Task material –
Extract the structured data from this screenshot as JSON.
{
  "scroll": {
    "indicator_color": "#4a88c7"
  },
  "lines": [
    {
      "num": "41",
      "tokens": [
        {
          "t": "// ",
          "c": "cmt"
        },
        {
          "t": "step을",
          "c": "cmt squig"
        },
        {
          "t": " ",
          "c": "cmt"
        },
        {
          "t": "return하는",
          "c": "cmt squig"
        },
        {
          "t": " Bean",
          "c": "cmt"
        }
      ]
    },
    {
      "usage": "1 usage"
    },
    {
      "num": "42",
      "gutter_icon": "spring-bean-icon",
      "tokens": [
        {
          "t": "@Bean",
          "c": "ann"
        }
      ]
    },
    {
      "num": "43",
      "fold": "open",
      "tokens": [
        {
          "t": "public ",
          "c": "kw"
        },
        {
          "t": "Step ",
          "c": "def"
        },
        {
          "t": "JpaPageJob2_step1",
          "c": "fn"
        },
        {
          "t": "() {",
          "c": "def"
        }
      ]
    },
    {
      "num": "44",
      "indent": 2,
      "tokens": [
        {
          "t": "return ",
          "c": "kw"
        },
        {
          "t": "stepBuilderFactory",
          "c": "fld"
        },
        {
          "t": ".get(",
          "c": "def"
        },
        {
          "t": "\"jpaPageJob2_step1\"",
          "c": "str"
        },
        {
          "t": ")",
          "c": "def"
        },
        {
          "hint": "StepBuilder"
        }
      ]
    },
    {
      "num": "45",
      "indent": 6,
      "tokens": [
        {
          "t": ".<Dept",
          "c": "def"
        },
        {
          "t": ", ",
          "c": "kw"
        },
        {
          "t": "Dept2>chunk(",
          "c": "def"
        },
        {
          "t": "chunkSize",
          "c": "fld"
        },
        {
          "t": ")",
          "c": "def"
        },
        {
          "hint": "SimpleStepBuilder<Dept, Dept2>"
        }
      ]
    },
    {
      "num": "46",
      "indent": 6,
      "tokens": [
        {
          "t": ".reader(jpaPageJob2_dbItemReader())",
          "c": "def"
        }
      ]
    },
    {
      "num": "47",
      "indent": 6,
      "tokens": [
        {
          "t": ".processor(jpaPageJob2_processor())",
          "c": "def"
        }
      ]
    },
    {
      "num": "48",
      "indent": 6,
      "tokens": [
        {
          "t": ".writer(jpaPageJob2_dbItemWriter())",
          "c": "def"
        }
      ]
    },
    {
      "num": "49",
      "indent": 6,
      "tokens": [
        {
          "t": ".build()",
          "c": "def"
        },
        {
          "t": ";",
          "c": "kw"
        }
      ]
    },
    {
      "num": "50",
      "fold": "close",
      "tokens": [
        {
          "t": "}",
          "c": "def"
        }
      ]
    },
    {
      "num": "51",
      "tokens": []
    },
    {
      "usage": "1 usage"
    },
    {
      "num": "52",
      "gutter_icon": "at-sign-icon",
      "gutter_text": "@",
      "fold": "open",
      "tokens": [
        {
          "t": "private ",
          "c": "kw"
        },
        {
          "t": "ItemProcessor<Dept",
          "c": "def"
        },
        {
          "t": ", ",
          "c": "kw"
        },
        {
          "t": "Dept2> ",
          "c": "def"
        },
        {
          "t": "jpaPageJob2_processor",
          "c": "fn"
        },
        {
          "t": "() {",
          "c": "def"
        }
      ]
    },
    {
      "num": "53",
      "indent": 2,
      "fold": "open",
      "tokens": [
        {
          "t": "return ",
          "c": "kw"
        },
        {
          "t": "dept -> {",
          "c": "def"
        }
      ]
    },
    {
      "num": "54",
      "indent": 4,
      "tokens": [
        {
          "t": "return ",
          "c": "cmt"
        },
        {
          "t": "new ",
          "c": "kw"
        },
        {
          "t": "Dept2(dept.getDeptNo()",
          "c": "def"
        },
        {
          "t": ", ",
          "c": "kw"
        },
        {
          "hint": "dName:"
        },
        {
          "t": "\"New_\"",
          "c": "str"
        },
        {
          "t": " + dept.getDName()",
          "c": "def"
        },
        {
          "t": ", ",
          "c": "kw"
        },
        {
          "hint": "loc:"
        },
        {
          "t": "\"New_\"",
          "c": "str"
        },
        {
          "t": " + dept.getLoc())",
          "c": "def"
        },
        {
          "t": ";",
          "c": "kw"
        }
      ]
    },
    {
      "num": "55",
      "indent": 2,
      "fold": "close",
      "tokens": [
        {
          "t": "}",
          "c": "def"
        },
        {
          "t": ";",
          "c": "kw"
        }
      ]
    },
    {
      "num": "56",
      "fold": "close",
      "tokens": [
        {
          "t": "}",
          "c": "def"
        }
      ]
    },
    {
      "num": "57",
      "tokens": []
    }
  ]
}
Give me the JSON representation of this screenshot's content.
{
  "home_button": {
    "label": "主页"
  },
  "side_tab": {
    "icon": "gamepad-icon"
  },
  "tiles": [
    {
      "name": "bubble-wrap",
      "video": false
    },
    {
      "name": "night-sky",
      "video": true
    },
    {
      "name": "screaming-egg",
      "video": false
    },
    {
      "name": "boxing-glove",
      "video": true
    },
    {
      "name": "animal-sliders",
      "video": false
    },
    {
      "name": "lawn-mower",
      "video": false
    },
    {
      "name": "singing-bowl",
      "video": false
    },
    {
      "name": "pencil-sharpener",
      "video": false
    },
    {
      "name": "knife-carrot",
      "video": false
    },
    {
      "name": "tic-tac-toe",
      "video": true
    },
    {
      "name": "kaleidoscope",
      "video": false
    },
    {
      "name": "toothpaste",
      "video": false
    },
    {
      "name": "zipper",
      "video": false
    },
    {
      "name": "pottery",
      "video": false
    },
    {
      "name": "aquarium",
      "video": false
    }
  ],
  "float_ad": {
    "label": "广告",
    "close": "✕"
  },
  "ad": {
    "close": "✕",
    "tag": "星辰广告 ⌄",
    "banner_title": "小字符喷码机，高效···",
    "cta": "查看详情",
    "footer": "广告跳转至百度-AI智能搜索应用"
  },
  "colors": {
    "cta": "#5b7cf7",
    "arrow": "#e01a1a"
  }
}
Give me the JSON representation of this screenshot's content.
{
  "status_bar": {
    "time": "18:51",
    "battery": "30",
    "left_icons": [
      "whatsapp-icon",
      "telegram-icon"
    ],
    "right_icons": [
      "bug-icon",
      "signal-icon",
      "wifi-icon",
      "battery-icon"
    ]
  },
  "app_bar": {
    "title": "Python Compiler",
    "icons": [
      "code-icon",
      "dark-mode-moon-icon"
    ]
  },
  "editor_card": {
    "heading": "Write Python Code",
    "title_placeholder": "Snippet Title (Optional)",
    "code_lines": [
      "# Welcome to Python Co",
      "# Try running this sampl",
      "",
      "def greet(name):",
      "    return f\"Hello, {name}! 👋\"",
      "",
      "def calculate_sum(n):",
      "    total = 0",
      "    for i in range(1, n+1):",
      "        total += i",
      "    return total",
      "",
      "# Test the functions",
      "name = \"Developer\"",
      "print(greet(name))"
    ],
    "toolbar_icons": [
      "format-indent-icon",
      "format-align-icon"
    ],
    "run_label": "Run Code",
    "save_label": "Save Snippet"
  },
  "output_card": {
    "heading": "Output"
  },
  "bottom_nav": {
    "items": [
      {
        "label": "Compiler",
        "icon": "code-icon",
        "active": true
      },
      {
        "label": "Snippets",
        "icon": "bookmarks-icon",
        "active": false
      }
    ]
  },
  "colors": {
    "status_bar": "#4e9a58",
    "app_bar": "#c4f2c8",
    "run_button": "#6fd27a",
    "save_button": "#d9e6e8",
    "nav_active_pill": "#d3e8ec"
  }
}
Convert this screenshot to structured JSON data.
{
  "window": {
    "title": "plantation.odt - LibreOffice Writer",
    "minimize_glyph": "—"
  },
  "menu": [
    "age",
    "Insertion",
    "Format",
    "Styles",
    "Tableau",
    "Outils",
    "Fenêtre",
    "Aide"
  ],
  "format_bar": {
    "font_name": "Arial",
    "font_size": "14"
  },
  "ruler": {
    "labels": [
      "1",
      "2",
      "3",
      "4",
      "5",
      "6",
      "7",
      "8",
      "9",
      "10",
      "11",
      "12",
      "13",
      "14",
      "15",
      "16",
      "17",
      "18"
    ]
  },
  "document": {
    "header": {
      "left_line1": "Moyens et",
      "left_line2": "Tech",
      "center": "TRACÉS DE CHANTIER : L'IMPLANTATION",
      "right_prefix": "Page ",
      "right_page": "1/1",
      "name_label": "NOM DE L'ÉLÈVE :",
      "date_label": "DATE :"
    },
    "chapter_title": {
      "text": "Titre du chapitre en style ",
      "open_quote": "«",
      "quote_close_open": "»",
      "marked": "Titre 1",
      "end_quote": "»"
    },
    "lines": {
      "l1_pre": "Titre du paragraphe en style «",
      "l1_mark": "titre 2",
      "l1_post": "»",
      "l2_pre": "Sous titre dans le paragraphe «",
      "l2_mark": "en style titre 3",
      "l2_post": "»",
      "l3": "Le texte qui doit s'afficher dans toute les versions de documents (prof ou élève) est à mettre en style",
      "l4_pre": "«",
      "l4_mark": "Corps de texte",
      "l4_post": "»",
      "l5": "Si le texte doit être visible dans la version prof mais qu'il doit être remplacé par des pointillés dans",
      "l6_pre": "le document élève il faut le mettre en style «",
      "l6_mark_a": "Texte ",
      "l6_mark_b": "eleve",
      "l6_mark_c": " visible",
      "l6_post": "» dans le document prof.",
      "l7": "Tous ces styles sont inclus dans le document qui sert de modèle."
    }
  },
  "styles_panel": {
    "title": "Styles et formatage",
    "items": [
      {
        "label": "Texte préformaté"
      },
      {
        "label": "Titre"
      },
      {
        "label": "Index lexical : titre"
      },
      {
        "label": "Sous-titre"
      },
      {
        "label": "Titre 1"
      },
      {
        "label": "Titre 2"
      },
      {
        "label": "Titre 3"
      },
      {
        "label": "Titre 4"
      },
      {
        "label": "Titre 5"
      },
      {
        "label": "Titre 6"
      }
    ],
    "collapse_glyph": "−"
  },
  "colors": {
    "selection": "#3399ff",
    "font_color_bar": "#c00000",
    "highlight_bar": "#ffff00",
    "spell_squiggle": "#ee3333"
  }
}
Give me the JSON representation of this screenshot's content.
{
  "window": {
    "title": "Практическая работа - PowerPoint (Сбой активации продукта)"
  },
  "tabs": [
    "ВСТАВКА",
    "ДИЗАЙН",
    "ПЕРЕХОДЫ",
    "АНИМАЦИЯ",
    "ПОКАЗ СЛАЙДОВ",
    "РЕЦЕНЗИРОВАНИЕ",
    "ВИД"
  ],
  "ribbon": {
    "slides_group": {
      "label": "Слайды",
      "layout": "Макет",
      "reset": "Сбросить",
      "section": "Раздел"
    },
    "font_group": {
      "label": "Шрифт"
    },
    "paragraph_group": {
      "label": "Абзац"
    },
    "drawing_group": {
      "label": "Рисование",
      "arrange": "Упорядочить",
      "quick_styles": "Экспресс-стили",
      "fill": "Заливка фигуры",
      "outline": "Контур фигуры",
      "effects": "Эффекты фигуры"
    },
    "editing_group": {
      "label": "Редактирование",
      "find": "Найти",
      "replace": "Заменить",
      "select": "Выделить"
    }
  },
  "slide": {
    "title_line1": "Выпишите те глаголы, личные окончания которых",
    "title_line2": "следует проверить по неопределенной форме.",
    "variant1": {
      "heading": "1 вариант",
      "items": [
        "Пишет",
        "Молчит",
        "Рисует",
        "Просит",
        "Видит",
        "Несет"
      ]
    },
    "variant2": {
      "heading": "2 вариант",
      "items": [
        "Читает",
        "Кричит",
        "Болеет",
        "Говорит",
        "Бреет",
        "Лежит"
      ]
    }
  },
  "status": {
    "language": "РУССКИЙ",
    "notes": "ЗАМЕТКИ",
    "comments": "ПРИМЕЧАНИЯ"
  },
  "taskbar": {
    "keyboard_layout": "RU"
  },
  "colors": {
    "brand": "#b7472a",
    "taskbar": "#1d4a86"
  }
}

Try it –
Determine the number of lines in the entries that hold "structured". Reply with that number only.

Result of this task –
2